■ WORK REQUEST: Set the pictures aside and return each record below precisely as written.

++++++++++++++++++++

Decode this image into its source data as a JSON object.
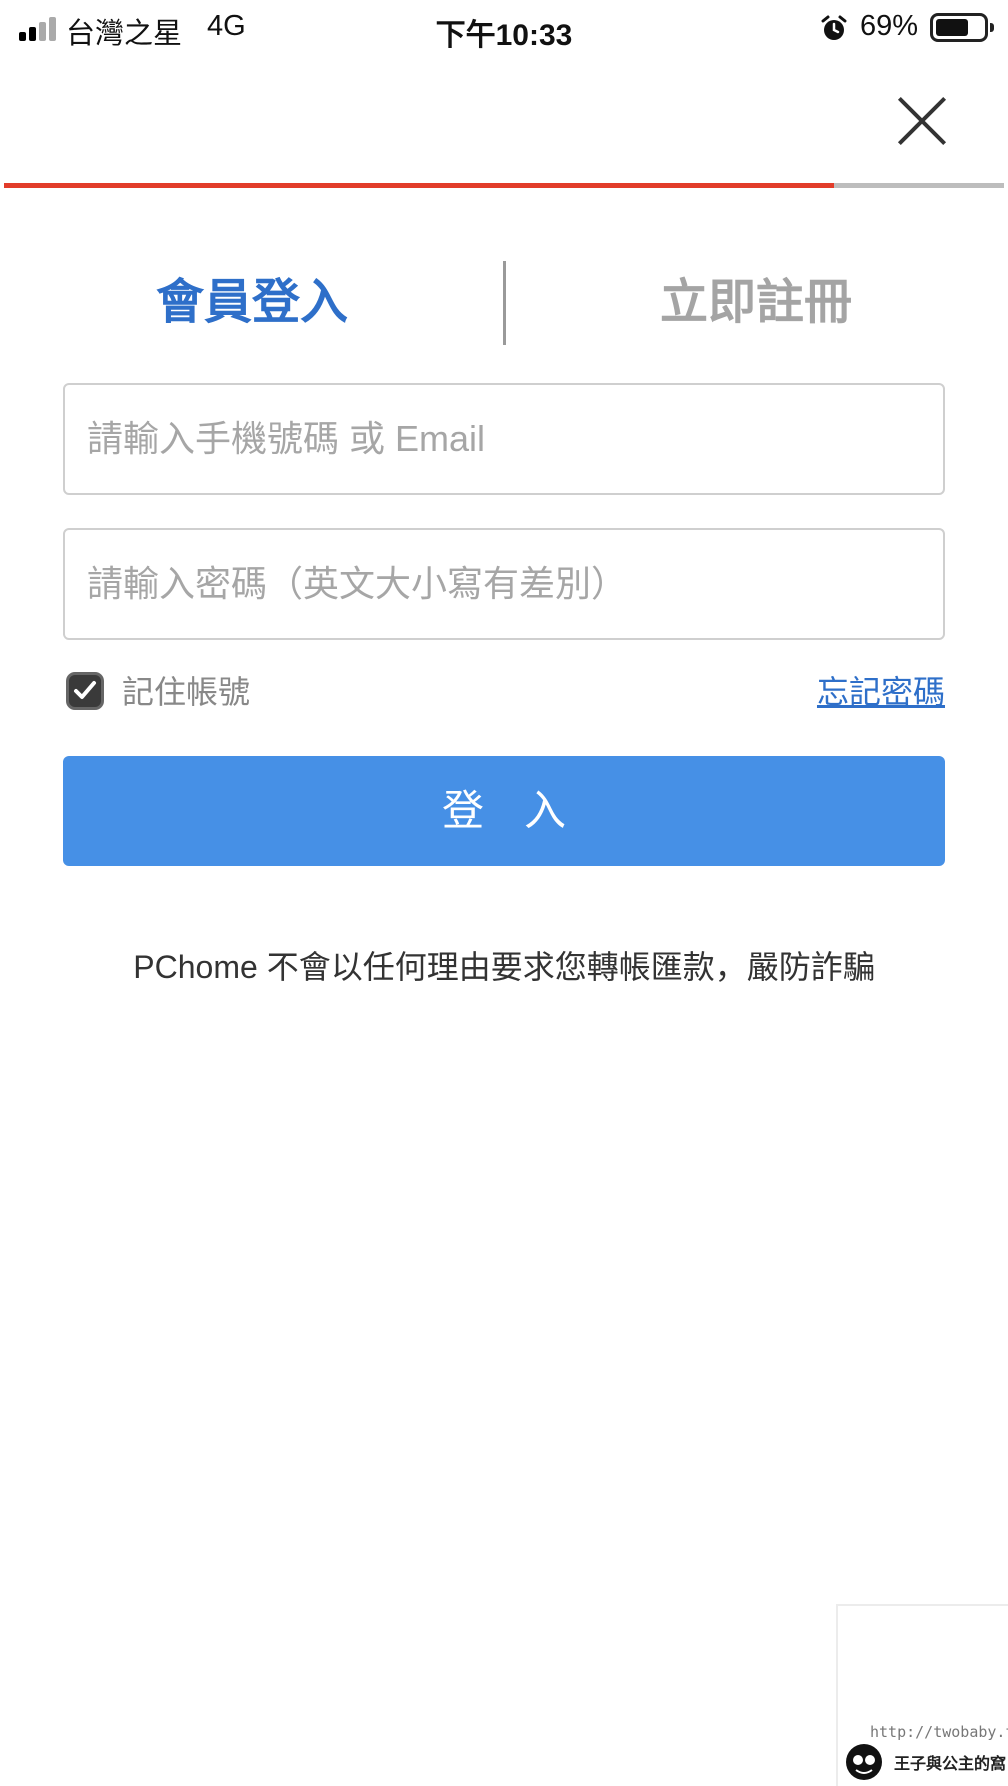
{
  "status_bar": {
    "carrier": "台灣之星",
    "network": "4G",
    "time": "下午10:33",
    "battery_percent": "69%",
    "battery_level": 0.69,
    "signal_bars": 2
  },
  "progress": {
    "fraction": 0.83,
    "fill_color": "#e23c2a",
    "track_color": "#bdbdbd"
  },
  "tabs": {
    "login": "會員登入",
    "register": "立即註冊",
    "active": "login"
  },
  "form": {
    "account_placeholder": "請輸入手機號碼 或 Email",
    "account_value": "",
    "password_placeholder": "請輸入密碼（英文大小寫有差別）",
    "password_value": "",
    "remember_label": "記住帳號",
    "remember_checked": true,
    "forgot_link": "忘記密碼",
    "submit_label": "登入"
  },
  "notice": "PChome 不會以任何理由要求您轉帳匯款，嚴防詐騙",
  "watermark": {
    "url": "http://twobaby.tw/",
    "text": "王子與公主的窩"
  },
  "colors": {
    "accent": "#2e6fc9",
    "button": "#4690e6",
    "inactive_tab": "#a4a4a4"
  },
  "icons": {
    "close": "close-icon",
    "alarm": "alarm-clock-icon",
    "battery": "battery-icon",
    "signal": "signal-bars-icon",
    "checkbox": "checkmark-icon"
  }
}
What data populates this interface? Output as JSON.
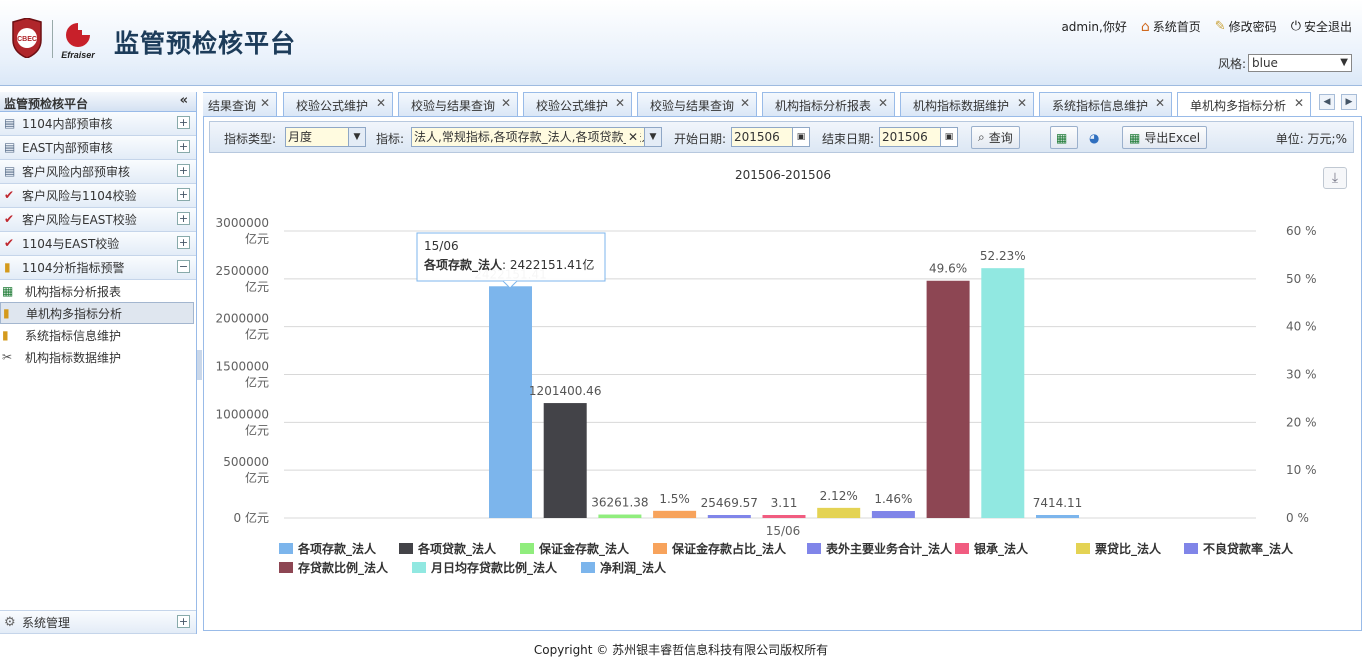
{
  "app": {
    "title": "监管预检核平台",
    "logo1": "CBEC",
    "logo2": "Efraiser"
  },
  "userbar": {
    "greeting": "admin,你好",
    "home": "系统首页",
    "password": "修改密码",
    "logout": "安全退出",
    "style_label": "风格:",
    "style_value": "blue"
  },
  "sidebar": {
    "title": "监管预检核平台",
    "groups": [
      {
        "label": "1104内部预审核",
        "icon": "form-icon"
      },
      {
        "label": "EAST内部预审核",
        "icon": "form-icon"
      },
      {
        "label": "客户风险内部预审核",
        "icon": "form-icon"
      },
      {
        "label": "客户风险与1104校验",
        "icon": "check-icon"
      },
      {
        "label": "客户风险与EAST校验",
        "icon": "check-icon"
      },
      {
        "label": "1104与EAST校验",
        "icon": "check-icon"
      },
      {
        "label": "1104分析指标预警",
        "icon": "bar-chart-icon"
      }
    ],
    "items": [
      {
        "label": "机构指标分析报表",
        "icon": "excel-icon"
      },
      {
        "label": "单机构多指标分析",
        "icon": "bar-chart-icon"
      },
      {
        "label": "系统指标信息维护",
        "icon": "bar-chart-icon"
      },
      {
        "label": "机构指标数据维护",
        "icon": "tools-icon"
      }
    ],
    "system": "系统管理"
  },
  "tabs": [
    "结果查询",
    "校验公式维护",
    "校验与结果查询",
    "校验公式维护",
    "校验与结果查询",
    "机构指标分析报表",
    "机构指标数据维护",
    "系统指标信息维护",
    "单机构多指标分析"
  ],
  "toolbar": {
    "type_label": "指标类型:",
    "type_value": "月度",
    "index_label": "指标:",
    "index_value": "法人,常规指标,各项存款_法人,各项贷款_法人",
    "start_label": "开始日期:",
    "start_value": "201506",
    "end_label": "结束日期:",
    "end_value": "201506",
    "query": "查询",
    "export": "导出Excel",
    "unit": "单位: 万元;%"
  },
  "tooltip": {
    "x": "15/06",
    "series": "各项存款_法人",
    "value": "2422151.41亿"
  },
  "chart_data": {
    "type": "bar",
    "title": "201506-201506",
    "categories": [
      "15/06"
    ],
    "y_left": {
      "min": 0,
      "max": 3000000,
      "ticks": [
        "0 亿元",
        "500000\n亿元",
        "1000000\n亿元",
        "1500000\n亿元",
        "2000000\n亿元",
        "2500000\n亿元",
        "3000000\n亿元"
      ]
    },
    "y_right": {
      "min": 0,
      "max": 60,
      "ticks": [
        "0 %",
        "10 %",
        "20 %",
        "30 %",
        "40 %",
        "50 %",
        "60 %"
      ]
    },
    "grid": true,
    "legend": "bottom-left",
    "series": [
      {
        "name": "各项存款_法人",
        "value": 2422151.41,
        "label": "2422151.41",
        "axis": "left",
        "color": "#7cb5ec"
      },
      {
        "name": "各项贷款_法人",
        "value": 1201400.46,
        "label": "1201400.46",
        "axis": "left",
        "color": "#434348"
      },
      {
        "name": "保证金存款_法人",
        "value": 36261.38,
        "label": "36261.38",
        "axis": "left",
        "color": "#90ed7d"
      },
      {
        "name": "保证金存款占比_法人",
        "value": 1.5,
        "label": "1.5%",
        "axis": "right",
        "color": "#f7a35c"
      },
      {
        "name": "表外主要业务合计_法人",
        "value": 25469.57,
        "label": "25469.57",
        "axis": "left",
        "color": "#8085e9"
      },
      {
        "name": "银承_法人",
        "value": 3.11,
        "label": "3.11",
        "axis": "left",
        "color": "#f15c80"
      },
      {
        "name": "票贷比_法人",
        "value": 2.12,
        "label": "2.12%",
        "axis": "right",
        "color": "#e4d354"
      },
      {
        "name": "不良贷款率_法人",
        "value": 1.46,
        "label": "1.46%",
        "axis": "right",
        "color": "#8085e8"
      },
      {
        "name": "存贷款比例_法人",
        "value": 49.6,
        "label": "49.6%",
        "axis": "right",
        "color": "#8d4653"
      },
      {
        "name": "月日均存贷款比例_法人",
        "value": 52.23,
        "label": "52.23%",
        "axis": "right",
        "color": "#91e8e1"
      },
      {
        "name": "净利润_法人",
        "value": 7414.11,
        "label": "7414.11",
        "axis": "left",
        "color": "#7cb5ec"
      }
    ]
  },
  "footer": "Copyright © 苏州银丰睿哲信息科技有限公司版权所有"
}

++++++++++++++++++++

■ RESULT:
Decode this image into its source data as a JSON object.
{
  "status_bar": {
    "carrier": "台灣之星",
    "network": "4G",
    "time": "下午10:33",
    "battery_percent": "69%",
    "battery_level": 0.69,
    "signal_bars": 2
  },
  "progress": {
    "fraction": 0.83,
    "fill_color": "#e23c2a",
    "track_color": "#bdbdbd"
  },
  "tabs": {
    "login": "會員登入",
    "register": "立即註冊",
    "active": "login"
  },
  "form": {
    "account_placeholder": "請輸入手機號碼 或 Email",
    "account_value": "",
    "password_placeholder": "請輸入密碼（英文大小寫有差別）",
    "password_value": "",
    "remember_label": "記住帳號",
    "remember_checked": true,
    "forgot_link": "忘記密碼",
    "submit_label": "登入"
  },
  "notice": "PChome 不會以任何理由要求您轉帳匯款，嚴防詐騙",
  "watermark": {
    "url": "http://twobaby.tw/",
    "text": "王子與公主的窩"
  },
  "colors": {
    "accent": "#2e6fc9",
    "button": "#4690e6",
    "inactive_tab": "#a4a4a4"
  },
  "icons": {
    "close": "close-icon",
    "alarm": "alarm-clock-icon",
    "battery": "battery-icon",
    "signal": "signal-bars-icon",
    "checkbox": "checkmark-icon"
  }
}
What data populates this interface? Output as JSON.
{
  "app": {
    "title": "监管预检核平台",
    "logo1": "CBEC",
    "logo2": "Efraiser"
  },
  "userbar": {
    "greeting": "admin,你好",
    "home": "系统首页",
    "password": "修改密码",
    "logout": "安全退出",
    "style_label": "风格:",
    "style_value": "blue"
  },
  "sidebar": {
    "title": "监管预检核平台",
    "groups": [
      {
        "label": "1104内部预审核",
        "icon": "form-icon"
      },
      {
        "label": "EAST内部预审核",
        "icon": "form-icon"
      },
      {
        "label": "客户风险内部预审核",
        "icon": "form-icon"
      },
      {
        "label": "客户风险与1104校验",
        "icon": "check-icon"
      },
      {
        "label": "客户风险与EAST校验",
        "icon": "check-icon"
      },
      {
        "label": "1104与EAST校验",
        "icon": "check-icon"
      },
      {
        "label": "1104分析指标预警",
        "icon": "bar-chart-icon"
      }
    ],
    "items": [
      {
        "label": "机构指标分析报表",
        "icon": "excel-icon"
      },
      {
        "label": "单机构多指标分析",
        "icon": "bar-chart-icon"
      },
      {
        "label": "系统指标信息维护",
        "icon": "bar-chart-icon"
      },
      {
        "label": "机构指标数据维护",
        "icon": "tools-icon"
      }
    ],
    "system": "系统管理"
  },
  "tabs": [
    "结果查询",
    "校验公式维护",
    "校验与结果查询",
    "校验公式维护",
    "校验与结果查询",
    "机构指标分析报表",
    "机构指标数据维护",
    "系统指标信息维护",
    "单机构多指标分析"
  ],
  "toolbar": {
    "type_label": "指标类型:",
    "type_value": "月度",
    "index_label": "指标:",
    "index_value": "法人,常规指标,各项存款_法人,各项贷款_法人",
    "start_label": "开始日期:",
    "start_value": "201506",
    "end_label": "结束日期:",
    "end_value": "201506",
    "query": "查询",
    "export": "导出Excel",
    "unit": "单位: 万元;%"
  },
  "tooltip": {
    "x": "15/06",
    "series": "各项存款_法人",
    "value": "2422151.41亿"
  },
  "chart_data": {
    "type": "bar",
    "title": "201506-201506",
    "categories": [
      "15/06"
    ],
    "y_left": {
      "min": 0,
      "max": 3000000,
      "ticks": [
        "0 亿元",
        "500000\n亿元",
        "1000000\n亿元",
        "1500000\n亿元",
        "2000000\n亿元",
        "2500000\n亿元",
        "3000000\n亿元"
      ]
    },
    "y_right": {
      "min": 0,
      "max": 60,
      "ticks": [
        "0 %",
        "10 %",
        "20 %",
        "30 %",
        "40 %",
        "50 %",
        "60 %"
      ]
    },
    "grid": true,
    "legend": "bottom-left",
    "series": [
      {
        "name": "各项存款_法人",
        "value": 2422151.41,
        "label": "2422151.41",
        "axis": "left",
        "color": "#7cb5ec"
      },
      {
        "name": "各项贷款_法人",
        "value": 1201400.46,
        "label": "1201400.46",
        "axis": "left",
        "color": "#434348"
      },
      {
        "name": "保证金存款_法人",
        "value": 36261.38,
        "label": "36261.38",
        "axis": "left",
        "color": "#90ed7d"
      },
      {
        "name": "保证金存款占比_法人",
        "value": 1.5,
        "label": "1.5%",
        "axis": "right",
        "color": "#f7a35c"
      },
      {
        "name": "表外主要业务合计_法人",
        "value": 25469.57,
        "label": "25469.57",
        "axis": "left",
        "color": "#8085e9"
      },
      {
        "name": "银承_法人",
        "value": 3.11,
        "label": "3.11",
        "axis": "left",
        "color": "#f15c80"
      },
      {
        "name": "票贷比_法人",
        "value": 2.12,
        "label": "2.12%",
        "axis": "right",
        "color": "#e4d354"
      },
      {
        "name": "不良贷款率_法人",
        "value": 1.46,
        "label": "1.46%",
        "axis": "right",
        "color": "#8085e8"
      },
      {
        "name": "存贷款比例_法人",
        "value": 49.6,
        "label": "49.6%",
        "axis": "right",
        "color": "#8d4653"
      },
      {
        "name": "月日均存贷款比例_法人",
        "value": 52.23,
        "label": "52.23%",
        "axis": "right",
        "color": "#91e8e1"
      },
      {
        "name": "净利润_法人",
        "value": 7414.11,
        "label": "7414.11",
        "axis": "left",
        "color": "#7cb5ec"
      }
    ]
  },
  "footer": "Copyright © 苏州银丰睿哲信息科技有限公司版权所有"
}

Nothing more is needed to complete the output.